_Directions_
Give every line below again, exactly as it appears.

Excerpts from an interface dataset:

○ ○ ○ ○ ○

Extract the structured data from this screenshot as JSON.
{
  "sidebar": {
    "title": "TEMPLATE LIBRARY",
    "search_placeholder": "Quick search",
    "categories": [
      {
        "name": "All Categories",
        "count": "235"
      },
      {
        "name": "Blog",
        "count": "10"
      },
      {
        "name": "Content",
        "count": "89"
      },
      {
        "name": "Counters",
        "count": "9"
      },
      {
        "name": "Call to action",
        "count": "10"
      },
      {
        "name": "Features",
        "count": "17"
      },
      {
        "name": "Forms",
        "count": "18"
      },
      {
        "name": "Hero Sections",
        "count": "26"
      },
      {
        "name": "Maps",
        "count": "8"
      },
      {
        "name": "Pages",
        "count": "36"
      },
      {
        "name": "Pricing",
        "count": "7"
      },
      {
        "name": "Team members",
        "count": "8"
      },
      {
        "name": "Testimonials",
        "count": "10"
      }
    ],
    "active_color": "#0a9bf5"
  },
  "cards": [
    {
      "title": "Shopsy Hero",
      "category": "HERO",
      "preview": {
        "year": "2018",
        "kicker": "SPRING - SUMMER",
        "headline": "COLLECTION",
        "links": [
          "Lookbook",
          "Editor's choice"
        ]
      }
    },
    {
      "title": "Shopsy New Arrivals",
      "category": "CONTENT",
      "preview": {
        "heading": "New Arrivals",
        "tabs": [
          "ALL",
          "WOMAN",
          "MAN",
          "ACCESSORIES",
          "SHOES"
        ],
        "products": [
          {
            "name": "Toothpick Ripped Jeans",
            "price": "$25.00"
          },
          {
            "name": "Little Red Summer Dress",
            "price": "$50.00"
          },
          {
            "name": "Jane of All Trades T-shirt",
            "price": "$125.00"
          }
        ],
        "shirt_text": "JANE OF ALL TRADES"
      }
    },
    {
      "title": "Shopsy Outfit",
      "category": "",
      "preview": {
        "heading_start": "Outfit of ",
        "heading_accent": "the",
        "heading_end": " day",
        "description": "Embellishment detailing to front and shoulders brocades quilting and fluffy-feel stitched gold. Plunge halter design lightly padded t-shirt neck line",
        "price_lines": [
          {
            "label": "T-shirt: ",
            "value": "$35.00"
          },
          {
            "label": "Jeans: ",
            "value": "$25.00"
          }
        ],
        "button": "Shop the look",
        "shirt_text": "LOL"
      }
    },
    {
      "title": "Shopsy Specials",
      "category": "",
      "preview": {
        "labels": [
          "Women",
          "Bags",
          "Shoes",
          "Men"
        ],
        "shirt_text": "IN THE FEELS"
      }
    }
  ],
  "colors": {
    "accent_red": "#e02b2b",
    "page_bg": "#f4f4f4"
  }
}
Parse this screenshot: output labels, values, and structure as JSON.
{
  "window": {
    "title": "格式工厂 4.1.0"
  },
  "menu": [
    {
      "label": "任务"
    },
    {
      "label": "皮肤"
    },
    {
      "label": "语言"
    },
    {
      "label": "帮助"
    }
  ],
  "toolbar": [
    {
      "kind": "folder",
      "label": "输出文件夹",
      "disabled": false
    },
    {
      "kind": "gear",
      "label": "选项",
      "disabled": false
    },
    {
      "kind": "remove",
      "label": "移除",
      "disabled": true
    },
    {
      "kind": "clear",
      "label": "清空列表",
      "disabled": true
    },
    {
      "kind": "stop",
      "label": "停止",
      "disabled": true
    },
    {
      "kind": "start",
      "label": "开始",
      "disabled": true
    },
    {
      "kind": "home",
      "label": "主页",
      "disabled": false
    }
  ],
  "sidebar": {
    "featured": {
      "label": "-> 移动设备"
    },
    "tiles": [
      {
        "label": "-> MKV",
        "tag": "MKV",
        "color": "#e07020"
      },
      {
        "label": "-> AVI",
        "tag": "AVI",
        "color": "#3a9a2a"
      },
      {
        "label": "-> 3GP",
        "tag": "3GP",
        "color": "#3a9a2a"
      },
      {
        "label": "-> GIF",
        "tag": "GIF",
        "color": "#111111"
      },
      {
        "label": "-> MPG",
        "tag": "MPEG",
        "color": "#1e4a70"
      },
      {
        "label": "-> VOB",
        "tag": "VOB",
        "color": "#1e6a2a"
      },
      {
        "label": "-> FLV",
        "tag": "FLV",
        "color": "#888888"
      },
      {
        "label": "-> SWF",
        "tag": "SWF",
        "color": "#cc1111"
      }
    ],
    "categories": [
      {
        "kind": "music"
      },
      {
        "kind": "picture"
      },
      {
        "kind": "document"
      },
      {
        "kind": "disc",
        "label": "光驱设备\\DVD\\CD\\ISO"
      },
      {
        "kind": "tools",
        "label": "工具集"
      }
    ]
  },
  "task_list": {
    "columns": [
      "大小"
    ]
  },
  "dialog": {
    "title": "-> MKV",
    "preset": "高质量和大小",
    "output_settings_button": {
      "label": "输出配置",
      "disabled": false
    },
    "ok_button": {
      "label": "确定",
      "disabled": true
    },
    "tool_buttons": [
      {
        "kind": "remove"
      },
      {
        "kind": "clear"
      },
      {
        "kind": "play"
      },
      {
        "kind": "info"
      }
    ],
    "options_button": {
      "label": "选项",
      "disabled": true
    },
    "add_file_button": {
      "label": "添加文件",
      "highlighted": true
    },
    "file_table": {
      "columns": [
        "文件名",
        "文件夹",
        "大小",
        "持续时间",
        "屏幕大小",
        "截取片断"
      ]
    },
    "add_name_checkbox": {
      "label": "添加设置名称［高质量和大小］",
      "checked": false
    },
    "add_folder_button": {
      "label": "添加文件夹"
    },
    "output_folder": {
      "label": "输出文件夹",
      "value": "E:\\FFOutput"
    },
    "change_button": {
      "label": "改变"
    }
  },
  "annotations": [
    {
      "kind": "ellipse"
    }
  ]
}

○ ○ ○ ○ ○

_Answer area_
Extract the structured data from this screenshot as JSON.
{
  "sidebar": {
    "title": "TEMPLATE LIBRARY",
    "search_placeholder": "Quick search",
    "categories": [
      {
        "name": "All Categories",
        "count": "235"
      },
      {
        "name": "Blog",
        "count": "10"
      },
      {
        "name": "Content",
        "count": "89"
      },
      {
        "name": "Counters",
        "count": "9"
      },
      {
        "name": "Call to action",
        "count": "10"
      },
      {
        "name": "Features",
        "count": "17"
      },
      {
        "name": "Forms",
        "count": "18"
      },
      {
        "name": "Hero Sections",
        "count": "26"
      },
      {
        "name": "Maps",
        "count": "8"
      },
      {
        "name": "Pages",
        "count": "36"
      },
      {
        "name": "Pricing",
        "count": "7"
      },
      {
        "name": "Team members",
        "count": "8"
      },
      {
        "name": "Testimonials",
        "count": "10"
      }
    ],
    "active_color": "#0a9bf5"
  },
  "cards": [
    {
      "title": "Shopsy Hero",
      "category": "HERO",
      "preview": {
        "year": "2018",
        "kicker": "SPRING - SUMMER",
        "headline": "COLLECTION",
        "links": [
          "Lookbook",
          "Editor's choice"
        ]
      }
    },
    {
      "title": "Shopsy New Arrivals",
      "category": "CONTENT",
      "preview": {
        "heading": "New Arrivals",
        "tabs": [
          "ALL",
          "WOMAN",
          "MAN",
          "ACCESSORIES",
          "SHOES"
        ],
        "products": [
          {
            "name": "Toothpick Ripped Jeans",
            "price": "$25.00"
          },
          {
            "name": "Little Red Summer Dress",
            "price": "$50.00"
          },
          {
            "name": "Jane of All Trades T-shirt",
            "price": "$125.00"
          }
        ],
        "shirt_text": "JANE OF ALL TRADES"
      }
    },
    {
      "title": "Shopsy Outfit",
      "category": "",
      "preview": {
        "heading_start": "Outfit of ",
        "heading_accent": "the",
        "heading_end": " day",
        "description": "Embellishment detailing to front and shoulders brocades quilting and fluffy-feel stitched gold. Plunge halter design lightly padded t-shirt neck line",
        "price_lines": [
          {
            "label": "T-shirt: ",
            "value": "$35.00"
          },
          {
            "label": "Jeans: ",
            "value": "$25.00"
          }
        ],
        "button": "Shop the look",
        "shirt_text": "LOL"
      }
    },
    {
      "title": "Shopsy Specials",
      "category": "",
      "preview": {
        "labels": [
          "Women",
          "Bags",
          "Shoes",
          "Men"
        ],
        "shirt_text": "IN THE FEELS"
      }
    }
  ],
  "colors": {
    "accent_red": "#e02b2b",
    "page_bg": "#f4f4f4"
  }
}
Parse this screenshot: output labels, values, and structure as JSON.
{
  "window": {
    "title": "格式工厂 4.1.0"
  },
  "menu": [
    {
      "label": "任务"
    },
    {
      "label": "皮肤"
    },
    {
      "label": "语言"
    },
    {
      "label": "帮助"
    }
  ],
  "toolbar": [
    {
      "kind": "folder",
      "label": "输出文件夹",
      "disabled": false
    },
    {
      "kind": "gear",
      "label": "选项",
      "disabled": false
    },
    {
      "kind": "remove",
      "label": "移除",
      "disabled": true
    },
    {
      "kind": "clear",
      "label": "清空列表",
      "disabled": true
    },
    {
      "kind": "stop",
      "label": "停止",
      "disabled": true
    },
    {
      "kind": "start",
      "label": "开始",
      "disabled": true
    },
    {
      "kind": "home",
      "label": "主页",
      "disabled": false
    }
  ],
  "sidebar": {
    "featured": {
      "label": "-> 移动设备"
    },
    "tiles": [
      {
        "label": "-> MKV",
        "tag": "MKV",
        "color": "#e07020"
      },
      {
        "label": "-> AVI",
        "tag": "AVI",
        "color": "#3a9a2a"
      },
      {
        "label": "-> 3GP",
        "tag": "3GP",
        "color": "#3a9a2a"
      },
      {
        "label": "-> GIF",
        "tag": "GIF",
        "color": "#111111"
      },
      {
        "label": "-> MPG",
        "tag": "MPEG",
        "color": "#1e4a70"
      },
      {
        "label": "-> VOB",
        "tag": "VOB",
        "color": "#1e6a2a"
      },
      {
        "label": "-> FLV",
        "tag": "FLV",
        "color": "#888888"
      },
      {
        "label": "-> SWF",
        "tag": "SWF",
        "color": "#cc1111"
      }
    ],
    "categories": [
      {
        "kind": "music"
      },
      {
        "kind": "picture"
      },
      {
        "kind": "document"
      },
      {
        "kind": "disc",
        "label": "光驱设备\\DVD\\CD\\ISO"
      },
      {
        "kind": "tools",
        "label": "工具集"
      }
    ]
  },
  "task_list": {
    "columns": [
      "大小"
    ]
  },
  "dialog": {
    "title": "-> MKV",
    "preset": "高质量和大小",
    "output_settings_button": {
      "label": "输出配置",
      "disabled": false
    },
    "ok_button": {
      "label": "确定",
      "disabled": true
    },
    "tool_buttons": [
      {
        "kind": "remove"
      },
      {
        "kind": "clear"
      },
      {
        "kind": "play"
      },
      {
        "kind": "info"
      }
    ],
    "options_button": {
      "label": "选项",
      "disabled": true
    },
    "add_file_button": {
      "label": "添加文件",
      "highlighted": true
    },
    "file_table": {
      "columns": [
        "文件名",
        "文件夹",
        "大小",
        "持续时间",
        "屏幕大小",
        "截取片断"
      ]
    },
    "add_name_checkbox": {
      "label": "添加设置名称［高质量和大小］",
      "checked": false
    },
    "add_folder_button": {
      "label": "添加文件夹"
    },
    "output_folder": {
      "label": "输出文件夹",
      "value": "E:\\FFOutput"
    },
    "change_button": {
      "label": "改变"
    }
  },
  "annotations": [
    {
      "kind": "ellipse"
    }
  ]
}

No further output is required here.